With so many articles coming out about her success in the vertical, I was curious if she talked about her notable climbs with her son. She replied, “We talk, of course, often when he’s in an airport going on an expedition to somewhere in the world. When we talk, it’s family stuff, not this.”
As her rapid pace and increased relationships with the media grow, Wolownick may become the most famous senior climber on the planet. Considering her son is the world’s most famous rock climber, perhaps it’s fitting that she gets to share the limelight, in her way and on her terms. After all, he introduced her to the sport, supported her progression and inspired her to get out and try.
“I’m on television in Taiwan and Madrid, and across the US,” she says. “People enjoy success stories where they can say, ‘maybe I could do that.’ I’m out there doing these feats, and to other people, this is inspiring, and I love bringing that to people.”
And that’s the message she gives — you can achieve anything if you put your mind to it. Kudos to Wolownick for spreading that message. As the sport of climbing grows and reaches new audiences, thanks greatly to the success of Free Solo, it’s good to have Wolownick at the table to share her experiences and inspire seniors and others to get out and be more active.

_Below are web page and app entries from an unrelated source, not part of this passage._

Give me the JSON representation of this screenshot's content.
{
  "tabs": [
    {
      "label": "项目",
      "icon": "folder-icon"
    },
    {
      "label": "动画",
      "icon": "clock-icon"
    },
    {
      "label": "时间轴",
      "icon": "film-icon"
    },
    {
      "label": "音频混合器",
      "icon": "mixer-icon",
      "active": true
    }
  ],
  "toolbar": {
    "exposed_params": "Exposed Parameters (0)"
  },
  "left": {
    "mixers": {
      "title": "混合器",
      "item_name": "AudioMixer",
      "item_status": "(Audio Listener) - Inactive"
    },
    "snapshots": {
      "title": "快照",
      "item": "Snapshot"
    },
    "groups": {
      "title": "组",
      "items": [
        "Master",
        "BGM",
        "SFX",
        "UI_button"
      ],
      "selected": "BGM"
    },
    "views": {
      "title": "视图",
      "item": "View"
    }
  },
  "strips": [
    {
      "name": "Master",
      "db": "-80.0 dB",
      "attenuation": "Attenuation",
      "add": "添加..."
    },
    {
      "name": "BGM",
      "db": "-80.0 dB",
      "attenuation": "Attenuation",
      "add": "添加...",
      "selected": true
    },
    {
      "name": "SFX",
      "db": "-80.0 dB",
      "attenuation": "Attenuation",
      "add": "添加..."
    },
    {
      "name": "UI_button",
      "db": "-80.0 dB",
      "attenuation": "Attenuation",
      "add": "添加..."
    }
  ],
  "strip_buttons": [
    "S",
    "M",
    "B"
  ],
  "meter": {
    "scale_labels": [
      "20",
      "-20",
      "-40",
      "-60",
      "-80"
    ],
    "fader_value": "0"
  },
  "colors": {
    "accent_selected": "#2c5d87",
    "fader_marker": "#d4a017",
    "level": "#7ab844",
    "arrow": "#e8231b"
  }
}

“I don’t feel old,” she tells me, “but my foot doesn’t point downward anymore due to surgery. My whole foot was taken apart and put back together and apparently, there was nerve damage, and it will never get any better. It’s very limiting for climbing. So I have to figure out other ways to navigate these things. As you age, parts of you decline and you have to decide if you will let that stop you. I’d love to keep going up, as long as I can. We’ll see.”